A lot of the machines brought to us are deemed ‘dead’, despite the fact that there is only a fault with one element within them. Even if the fault runs deeper, the parts of a machine that complex are incredibly valuable, and can be reused in new machines. So all computers are first harvested for parts. They are taken apart, and various elements, such as motherboards and CPU’s are set aside to be sent to computer recycling plants, where they can be used as components in new machines. The hard drives from all machines are removed and stored securely until the machine is ready for destruction.
The Shredding Process
One all of the salvageable parts have been removed, the computer is an empty shell of metal and plastic. We take this, along with the hard drive, and run it through the shredders. Wonder what that looks like? Check out this video. Below that first layer of blades are several more, which reduce the computer and everything left in it into tiny shard and particles of metal. This process is quick, and leaves us with a pile of plastic and metal where a computer once stood. Our shredders ensure that nothing is left in-tact enough that data could be recovered from it.
Once the machine has been shredded, the resulting pieces need to be sorted and sent away to their respective homes. Computers are made from a lot of different materials, and each one can be reused in new machinery. Aluminium and iron can be lifted out using magnets sent away to make cans, copper can be melted down and turned into new wires, and plastic can be sent to a specialist plastic recycler to be made into any number of new products. Computers even contain gold – one of the rarest metals on the planet – and this is removed and reused in new electronics, jewellery or currency.

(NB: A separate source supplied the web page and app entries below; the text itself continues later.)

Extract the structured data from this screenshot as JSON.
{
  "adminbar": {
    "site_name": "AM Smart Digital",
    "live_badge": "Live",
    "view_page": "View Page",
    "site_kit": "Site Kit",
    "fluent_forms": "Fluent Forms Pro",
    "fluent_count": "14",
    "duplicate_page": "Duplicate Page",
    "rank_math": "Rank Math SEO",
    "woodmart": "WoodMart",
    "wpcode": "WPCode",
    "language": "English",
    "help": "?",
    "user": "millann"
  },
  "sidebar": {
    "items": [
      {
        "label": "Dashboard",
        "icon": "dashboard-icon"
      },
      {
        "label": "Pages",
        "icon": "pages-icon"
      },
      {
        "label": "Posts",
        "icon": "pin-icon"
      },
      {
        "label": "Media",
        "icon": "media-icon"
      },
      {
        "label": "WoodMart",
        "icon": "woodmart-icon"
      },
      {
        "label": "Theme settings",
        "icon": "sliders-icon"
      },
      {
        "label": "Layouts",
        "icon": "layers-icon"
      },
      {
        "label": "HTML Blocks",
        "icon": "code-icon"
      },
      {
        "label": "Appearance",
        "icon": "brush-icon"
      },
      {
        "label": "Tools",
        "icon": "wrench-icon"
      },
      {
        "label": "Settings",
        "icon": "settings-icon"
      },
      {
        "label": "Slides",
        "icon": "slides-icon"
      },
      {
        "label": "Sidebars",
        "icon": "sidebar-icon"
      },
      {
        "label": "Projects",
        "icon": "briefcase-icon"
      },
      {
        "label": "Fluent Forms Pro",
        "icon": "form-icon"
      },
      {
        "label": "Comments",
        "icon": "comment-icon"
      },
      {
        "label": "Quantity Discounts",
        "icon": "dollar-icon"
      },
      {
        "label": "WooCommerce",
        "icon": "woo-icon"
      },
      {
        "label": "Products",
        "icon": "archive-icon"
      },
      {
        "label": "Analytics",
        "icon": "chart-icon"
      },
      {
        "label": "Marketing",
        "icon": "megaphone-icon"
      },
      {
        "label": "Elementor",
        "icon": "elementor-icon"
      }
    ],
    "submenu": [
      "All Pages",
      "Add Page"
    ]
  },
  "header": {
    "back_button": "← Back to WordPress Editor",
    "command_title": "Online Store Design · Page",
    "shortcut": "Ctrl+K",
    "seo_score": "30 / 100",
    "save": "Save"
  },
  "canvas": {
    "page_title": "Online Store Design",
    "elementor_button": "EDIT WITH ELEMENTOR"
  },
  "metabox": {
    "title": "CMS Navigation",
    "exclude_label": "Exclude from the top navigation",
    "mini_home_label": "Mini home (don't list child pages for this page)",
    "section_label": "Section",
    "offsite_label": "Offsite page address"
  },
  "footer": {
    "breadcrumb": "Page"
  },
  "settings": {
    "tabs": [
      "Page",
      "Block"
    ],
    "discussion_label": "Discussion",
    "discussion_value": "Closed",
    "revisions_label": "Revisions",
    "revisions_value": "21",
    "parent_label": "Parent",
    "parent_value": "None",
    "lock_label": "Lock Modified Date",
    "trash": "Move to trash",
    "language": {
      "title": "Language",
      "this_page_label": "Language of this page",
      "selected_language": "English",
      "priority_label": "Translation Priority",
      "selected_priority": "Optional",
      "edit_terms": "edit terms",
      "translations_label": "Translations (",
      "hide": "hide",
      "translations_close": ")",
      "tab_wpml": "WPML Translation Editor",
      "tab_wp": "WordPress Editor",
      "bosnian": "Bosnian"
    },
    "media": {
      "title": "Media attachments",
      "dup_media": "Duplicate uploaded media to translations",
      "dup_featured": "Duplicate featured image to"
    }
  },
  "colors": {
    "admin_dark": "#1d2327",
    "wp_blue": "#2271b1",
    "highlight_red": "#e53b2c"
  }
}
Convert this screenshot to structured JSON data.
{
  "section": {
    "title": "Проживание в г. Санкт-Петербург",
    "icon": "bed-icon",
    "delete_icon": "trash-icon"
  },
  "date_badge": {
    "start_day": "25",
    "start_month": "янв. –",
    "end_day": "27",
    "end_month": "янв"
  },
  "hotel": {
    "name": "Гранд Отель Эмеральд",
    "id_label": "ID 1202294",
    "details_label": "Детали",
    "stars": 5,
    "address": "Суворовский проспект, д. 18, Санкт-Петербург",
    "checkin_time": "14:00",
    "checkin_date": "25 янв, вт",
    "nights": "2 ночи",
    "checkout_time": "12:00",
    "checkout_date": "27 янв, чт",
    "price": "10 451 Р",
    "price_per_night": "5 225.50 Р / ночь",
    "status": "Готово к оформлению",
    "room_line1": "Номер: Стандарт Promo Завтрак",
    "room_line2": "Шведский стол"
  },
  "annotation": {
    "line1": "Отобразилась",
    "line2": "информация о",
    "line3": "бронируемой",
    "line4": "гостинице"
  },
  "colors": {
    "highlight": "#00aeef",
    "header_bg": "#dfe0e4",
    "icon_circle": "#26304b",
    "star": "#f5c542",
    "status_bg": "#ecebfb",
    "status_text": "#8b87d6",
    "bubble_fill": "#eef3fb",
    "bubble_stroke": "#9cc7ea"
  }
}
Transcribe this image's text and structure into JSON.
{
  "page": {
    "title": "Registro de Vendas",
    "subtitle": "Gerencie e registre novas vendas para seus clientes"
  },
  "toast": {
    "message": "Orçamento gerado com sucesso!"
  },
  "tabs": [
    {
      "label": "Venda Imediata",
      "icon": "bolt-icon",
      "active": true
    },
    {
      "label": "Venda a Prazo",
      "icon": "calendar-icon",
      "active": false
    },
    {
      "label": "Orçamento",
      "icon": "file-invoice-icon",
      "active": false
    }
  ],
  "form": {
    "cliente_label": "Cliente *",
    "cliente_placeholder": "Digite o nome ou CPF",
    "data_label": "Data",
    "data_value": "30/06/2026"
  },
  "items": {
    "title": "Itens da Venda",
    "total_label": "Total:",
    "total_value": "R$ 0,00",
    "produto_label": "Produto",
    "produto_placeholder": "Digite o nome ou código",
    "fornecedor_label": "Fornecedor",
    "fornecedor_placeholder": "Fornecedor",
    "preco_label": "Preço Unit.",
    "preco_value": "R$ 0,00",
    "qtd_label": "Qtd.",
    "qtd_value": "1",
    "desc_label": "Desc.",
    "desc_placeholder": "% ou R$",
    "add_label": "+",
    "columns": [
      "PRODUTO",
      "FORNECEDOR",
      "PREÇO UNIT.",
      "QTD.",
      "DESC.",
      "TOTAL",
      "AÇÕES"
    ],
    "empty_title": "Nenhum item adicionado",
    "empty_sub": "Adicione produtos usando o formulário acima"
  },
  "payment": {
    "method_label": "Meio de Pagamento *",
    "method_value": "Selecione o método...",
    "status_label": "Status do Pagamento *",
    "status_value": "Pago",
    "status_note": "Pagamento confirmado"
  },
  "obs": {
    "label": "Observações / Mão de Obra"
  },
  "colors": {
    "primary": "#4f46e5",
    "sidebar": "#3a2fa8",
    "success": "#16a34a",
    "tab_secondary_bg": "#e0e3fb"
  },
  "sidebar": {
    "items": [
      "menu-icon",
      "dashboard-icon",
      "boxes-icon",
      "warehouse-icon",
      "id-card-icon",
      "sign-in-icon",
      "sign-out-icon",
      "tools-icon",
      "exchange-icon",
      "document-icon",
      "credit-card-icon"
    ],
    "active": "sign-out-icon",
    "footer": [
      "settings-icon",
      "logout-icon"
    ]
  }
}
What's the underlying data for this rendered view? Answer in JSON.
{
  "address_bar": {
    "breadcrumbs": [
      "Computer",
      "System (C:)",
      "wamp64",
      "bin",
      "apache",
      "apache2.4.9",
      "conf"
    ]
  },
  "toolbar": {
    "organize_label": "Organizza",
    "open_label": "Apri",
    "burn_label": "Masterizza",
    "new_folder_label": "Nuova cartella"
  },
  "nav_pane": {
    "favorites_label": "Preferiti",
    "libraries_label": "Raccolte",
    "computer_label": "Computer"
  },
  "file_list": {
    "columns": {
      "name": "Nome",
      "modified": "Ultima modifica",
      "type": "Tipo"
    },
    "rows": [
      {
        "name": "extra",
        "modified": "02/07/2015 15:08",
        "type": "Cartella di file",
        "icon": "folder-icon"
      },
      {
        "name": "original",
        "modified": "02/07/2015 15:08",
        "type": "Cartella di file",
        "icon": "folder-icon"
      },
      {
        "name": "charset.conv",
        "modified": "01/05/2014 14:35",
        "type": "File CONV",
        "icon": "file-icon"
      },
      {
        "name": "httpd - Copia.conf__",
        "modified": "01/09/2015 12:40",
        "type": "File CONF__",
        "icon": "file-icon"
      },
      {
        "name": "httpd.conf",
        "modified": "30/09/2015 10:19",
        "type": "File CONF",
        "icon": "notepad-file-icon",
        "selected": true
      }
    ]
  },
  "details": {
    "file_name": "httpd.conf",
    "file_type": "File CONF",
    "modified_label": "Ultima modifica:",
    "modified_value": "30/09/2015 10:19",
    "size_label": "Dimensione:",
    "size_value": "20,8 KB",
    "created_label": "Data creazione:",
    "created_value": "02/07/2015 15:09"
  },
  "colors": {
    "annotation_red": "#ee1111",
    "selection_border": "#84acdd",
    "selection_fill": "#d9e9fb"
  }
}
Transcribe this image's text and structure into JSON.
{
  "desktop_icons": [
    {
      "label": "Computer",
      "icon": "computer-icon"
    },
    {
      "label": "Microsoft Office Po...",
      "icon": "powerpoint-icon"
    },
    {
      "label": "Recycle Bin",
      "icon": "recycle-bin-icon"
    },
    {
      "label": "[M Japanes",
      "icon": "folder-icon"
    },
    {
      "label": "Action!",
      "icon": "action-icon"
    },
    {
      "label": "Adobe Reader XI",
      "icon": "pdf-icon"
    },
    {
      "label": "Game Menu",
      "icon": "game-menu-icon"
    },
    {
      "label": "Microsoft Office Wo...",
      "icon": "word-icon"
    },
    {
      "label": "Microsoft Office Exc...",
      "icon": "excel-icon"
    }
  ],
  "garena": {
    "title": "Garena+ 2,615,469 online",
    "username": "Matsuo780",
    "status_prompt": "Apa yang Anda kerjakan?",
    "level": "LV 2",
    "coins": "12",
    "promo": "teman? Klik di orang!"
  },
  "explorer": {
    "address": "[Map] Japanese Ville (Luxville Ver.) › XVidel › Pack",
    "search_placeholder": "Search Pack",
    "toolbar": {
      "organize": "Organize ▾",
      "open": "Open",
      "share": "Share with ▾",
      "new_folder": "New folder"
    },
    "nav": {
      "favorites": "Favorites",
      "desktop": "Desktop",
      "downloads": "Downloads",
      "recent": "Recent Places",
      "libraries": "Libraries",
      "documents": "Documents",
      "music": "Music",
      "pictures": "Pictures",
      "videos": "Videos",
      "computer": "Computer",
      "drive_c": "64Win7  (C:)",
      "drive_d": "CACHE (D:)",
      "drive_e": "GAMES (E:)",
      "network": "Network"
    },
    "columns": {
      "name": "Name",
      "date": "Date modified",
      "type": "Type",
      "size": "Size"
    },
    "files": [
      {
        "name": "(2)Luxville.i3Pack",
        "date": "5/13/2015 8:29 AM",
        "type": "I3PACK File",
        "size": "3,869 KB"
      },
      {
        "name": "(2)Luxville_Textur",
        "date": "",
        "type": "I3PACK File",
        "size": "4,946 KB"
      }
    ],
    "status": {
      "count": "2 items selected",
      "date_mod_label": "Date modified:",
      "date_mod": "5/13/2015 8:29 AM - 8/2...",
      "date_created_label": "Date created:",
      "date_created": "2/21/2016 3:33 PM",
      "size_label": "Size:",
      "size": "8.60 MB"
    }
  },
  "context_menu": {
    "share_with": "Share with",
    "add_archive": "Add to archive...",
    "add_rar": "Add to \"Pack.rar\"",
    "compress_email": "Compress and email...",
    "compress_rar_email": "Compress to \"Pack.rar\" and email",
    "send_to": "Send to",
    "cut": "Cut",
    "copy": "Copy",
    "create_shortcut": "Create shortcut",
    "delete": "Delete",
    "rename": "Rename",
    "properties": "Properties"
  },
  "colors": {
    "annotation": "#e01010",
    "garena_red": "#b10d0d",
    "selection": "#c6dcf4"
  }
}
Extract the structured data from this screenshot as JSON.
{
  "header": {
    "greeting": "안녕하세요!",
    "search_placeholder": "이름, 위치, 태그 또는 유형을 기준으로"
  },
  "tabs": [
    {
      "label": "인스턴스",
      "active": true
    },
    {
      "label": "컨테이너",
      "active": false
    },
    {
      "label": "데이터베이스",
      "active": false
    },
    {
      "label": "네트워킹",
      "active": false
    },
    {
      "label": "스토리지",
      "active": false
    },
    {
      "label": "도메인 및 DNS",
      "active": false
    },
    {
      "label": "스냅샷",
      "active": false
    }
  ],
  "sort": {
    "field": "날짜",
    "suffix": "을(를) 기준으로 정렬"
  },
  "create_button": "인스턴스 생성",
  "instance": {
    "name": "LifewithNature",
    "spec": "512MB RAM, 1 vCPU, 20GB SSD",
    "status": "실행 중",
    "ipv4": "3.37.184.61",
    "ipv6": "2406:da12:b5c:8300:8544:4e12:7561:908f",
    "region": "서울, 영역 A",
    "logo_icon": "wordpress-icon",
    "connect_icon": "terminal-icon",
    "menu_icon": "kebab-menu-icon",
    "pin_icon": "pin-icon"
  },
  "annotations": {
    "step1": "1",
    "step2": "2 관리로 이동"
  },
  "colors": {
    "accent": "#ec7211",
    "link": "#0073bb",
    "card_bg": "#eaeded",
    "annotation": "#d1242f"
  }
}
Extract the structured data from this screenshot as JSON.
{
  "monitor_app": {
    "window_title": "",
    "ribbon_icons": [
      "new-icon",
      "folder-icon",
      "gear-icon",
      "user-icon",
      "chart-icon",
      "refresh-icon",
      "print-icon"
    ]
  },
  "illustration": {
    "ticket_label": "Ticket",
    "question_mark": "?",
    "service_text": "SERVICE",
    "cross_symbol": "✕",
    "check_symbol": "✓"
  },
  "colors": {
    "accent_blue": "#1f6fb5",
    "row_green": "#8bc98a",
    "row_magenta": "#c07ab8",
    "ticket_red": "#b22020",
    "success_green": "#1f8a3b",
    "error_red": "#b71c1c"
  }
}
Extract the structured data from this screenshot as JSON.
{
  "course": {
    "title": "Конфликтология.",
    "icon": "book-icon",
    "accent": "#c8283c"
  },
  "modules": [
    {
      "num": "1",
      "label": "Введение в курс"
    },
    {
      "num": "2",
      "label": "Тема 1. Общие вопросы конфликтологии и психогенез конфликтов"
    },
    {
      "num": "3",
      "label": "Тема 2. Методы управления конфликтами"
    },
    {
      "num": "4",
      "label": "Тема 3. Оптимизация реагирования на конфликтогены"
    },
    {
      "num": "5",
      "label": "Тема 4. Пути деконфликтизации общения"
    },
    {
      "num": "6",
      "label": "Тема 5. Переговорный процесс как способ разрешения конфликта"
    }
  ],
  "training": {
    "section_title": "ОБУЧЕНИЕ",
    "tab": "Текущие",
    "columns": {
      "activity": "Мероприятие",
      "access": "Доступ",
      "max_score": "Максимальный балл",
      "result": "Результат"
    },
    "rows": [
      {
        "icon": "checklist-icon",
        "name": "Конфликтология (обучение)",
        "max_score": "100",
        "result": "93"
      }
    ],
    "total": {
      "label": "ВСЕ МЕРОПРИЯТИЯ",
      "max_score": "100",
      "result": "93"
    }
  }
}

Companies that sell these products have a legal obligation to provide their customers with a safe way to dispose of their old machines when they buy new ones, and many of our computers or other electronic devices come from these programmes. The raw materials used to create the waste materials can be easily sorted and reused, so it is a fantastic boost for the environment too. For more information about recycling computers, or to request your own shredding visit, please just get in touch with us today for a free consultation.